  2. ^ a b "Fresh Air: Terry Gross Interview with David Talbot". Ibiblio.org. June 14, 2000. Retrieved May 23, 2012. 
  3. ^ Lasica, J.D. (June 1998). "Salon: The best pure-play Web publication?". American Journalism Review. 
  4. ^ Talbot, David (1998-09-18). ""This hypocrite broke up my family"". Salon. Archived from the original on March 1, 2000. Retrieved 2014-12-09. 
  5. ^ David Carr (February 10, 2005). "The Founder of Salon Is Passing the Mouse". The New York Times. Retrieved May 23, 2012. 
  6. ^ Alan Brinkley (May 20, 2007). "Conspiracy?". The New York Times. Retrieved May 23, 2012. 
  7. ^ Patricia Cohen (November 24, 2010). "Selling History With '50s Pulp Pow and Punch". The New York Times. Retrieved May 23, 2012. 
  8. ^ Meredith May (January 7, 2011). "David, Stephen, Margaret Talbot – telling tales". San Francisco Chronicle. Retrieved May 23, 2012. 
  9. ^ "Season of the Witch: Enchantment, Terror, and Deliverance in the City of Love". Publishers Weekly. Retrieved January 23, 2018. 
  10. ^ "SEASON OF THE WITCH". Kirkus Reviews. Retrieved January 23, 2018. 
  11. ^ Lattin, Don (May 6, 2012). "'Season of the Witch,' by David Talbot: review". San Francisco Chronicle. Retrieved January 23, 2018. 
  12. ^ Tuttle, Katie (May 6, 2012). "'Season of the Witch,' 'The Year of the Gadfly,' 'Breasts: A Natural and Unnatural History'". Boston Globe. Retrieved January 23, 2018. 
  13. ^ Drabelle, Dennis (June 1, 2012). ""Season of the Witch Enchantment, Terror, and Deliverance in the City of Love," by David Talbot". The Washington Post. Retrieved January 23, 2018. 
  14. ^ a b c Altschuler, Glenn C. (October 16, 2015). "'The Devil's Chessboard,' by David Talbot". San Francisco Chronicle. Retrieved October 28, 2015. 
  15. ^ a b Altschuler, Glenn C. (October 16, 2015). "'The Devil's Chessboard,' by David Talbot". San Francisco Chronicle. Retrieved October 28, 2015. 
  16. ^ "The Devil's Chessboard". Kirkus review. 28 July 2015. Retrieved 19 September 2016. 
  17. ^ "Skyhorse Starts Investigative Book Imprint". PublishersWeekly.com. Retrieved 2018-01-29. 

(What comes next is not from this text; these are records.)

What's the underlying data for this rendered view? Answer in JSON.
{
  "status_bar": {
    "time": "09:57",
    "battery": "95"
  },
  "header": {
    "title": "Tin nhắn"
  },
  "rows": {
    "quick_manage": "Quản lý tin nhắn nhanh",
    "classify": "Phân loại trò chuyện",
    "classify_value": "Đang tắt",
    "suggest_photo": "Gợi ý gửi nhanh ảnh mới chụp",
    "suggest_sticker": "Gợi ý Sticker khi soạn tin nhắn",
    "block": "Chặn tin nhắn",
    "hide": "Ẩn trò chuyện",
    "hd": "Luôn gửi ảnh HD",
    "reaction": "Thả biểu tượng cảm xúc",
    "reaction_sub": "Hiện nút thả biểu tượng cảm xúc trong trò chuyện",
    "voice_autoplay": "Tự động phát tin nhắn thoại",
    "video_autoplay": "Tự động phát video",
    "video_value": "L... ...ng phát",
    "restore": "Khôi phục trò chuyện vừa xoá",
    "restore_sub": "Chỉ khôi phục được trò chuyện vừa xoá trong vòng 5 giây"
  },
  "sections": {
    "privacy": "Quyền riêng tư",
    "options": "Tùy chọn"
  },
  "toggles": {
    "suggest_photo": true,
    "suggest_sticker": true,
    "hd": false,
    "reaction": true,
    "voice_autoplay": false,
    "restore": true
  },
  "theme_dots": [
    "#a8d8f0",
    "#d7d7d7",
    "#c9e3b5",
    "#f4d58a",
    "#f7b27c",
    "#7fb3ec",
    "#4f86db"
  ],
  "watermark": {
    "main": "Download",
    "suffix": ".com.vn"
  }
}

  18. ^ "David Talbot comes to The Chronicle: A note to our readers". SFGate. 2016-11-30. Retrieved 2018-01-29. 

External links